Top of Records shown

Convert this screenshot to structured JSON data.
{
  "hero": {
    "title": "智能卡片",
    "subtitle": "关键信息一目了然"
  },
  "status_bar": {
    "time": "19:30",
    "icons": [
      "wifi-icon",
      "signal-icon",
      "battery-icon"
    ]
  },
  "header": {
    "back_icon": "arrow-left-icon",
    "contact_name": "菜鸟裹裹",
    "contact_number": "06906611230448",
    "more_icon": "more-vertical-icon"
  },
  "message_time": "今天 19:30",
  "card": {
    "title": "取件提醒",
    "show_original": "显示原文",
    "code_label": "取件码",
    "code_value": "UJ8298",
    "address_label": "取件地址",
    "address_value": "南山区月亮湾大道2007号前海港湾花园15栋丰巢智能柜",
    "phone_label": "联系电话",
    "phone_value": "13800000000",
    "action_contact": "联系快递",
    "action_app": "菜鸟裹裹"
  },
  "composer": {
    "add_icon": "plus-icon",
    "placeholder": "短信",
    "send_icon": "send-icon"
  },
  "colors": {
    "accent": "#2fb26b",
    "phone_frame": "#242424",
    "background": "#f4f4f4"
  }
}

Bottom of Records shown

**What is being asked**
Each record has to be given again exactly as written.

**Solution for this task**
Convert this screenshot to structured JSON data.
{
  "hero": {
    "title": "智能卡片",
    "subtitle": "关键信息一目了然"
  },
  "status_bar": {
    "time": "19:30",
    "icons": [
      "wifi-icon",
      "signal-icon",
      "battery-icon"
    ]
  },
  "header": {
    "back_icon": "arrow-left-icon",
    "contact_name": "菜鸟裹裹",
    "contact_number": "06906611230448",
    "more_icon": "more-vertical-icon"
  },
  "message_time": "今天 19:30",
  "card": {
    "title": "取件提醒",
    "show_original": "显示原文",
    "code_label": "取件码",
    "code_value": "UJ8298",
    "address_label": "取件地址",
    "address_value": "南山区月亮湾大道2007号前海港湾花园15栋丰巢智能柜",
    "phone_label": "联系电话",
    "phone_value": "13800000000",
    "action_contact": "联系快递",
    "action_app": "菜鸟裹裹"
  },
  "composer": {
    "add_icon": "plus-icon",
    "placeholder": "短信",
    "send_icon": "send-icon"
  },
  "colors": {
    "accent": "#2fb26b",
    "phone_frame": "#242424",
    "background": "#f4f4f4"
  }
}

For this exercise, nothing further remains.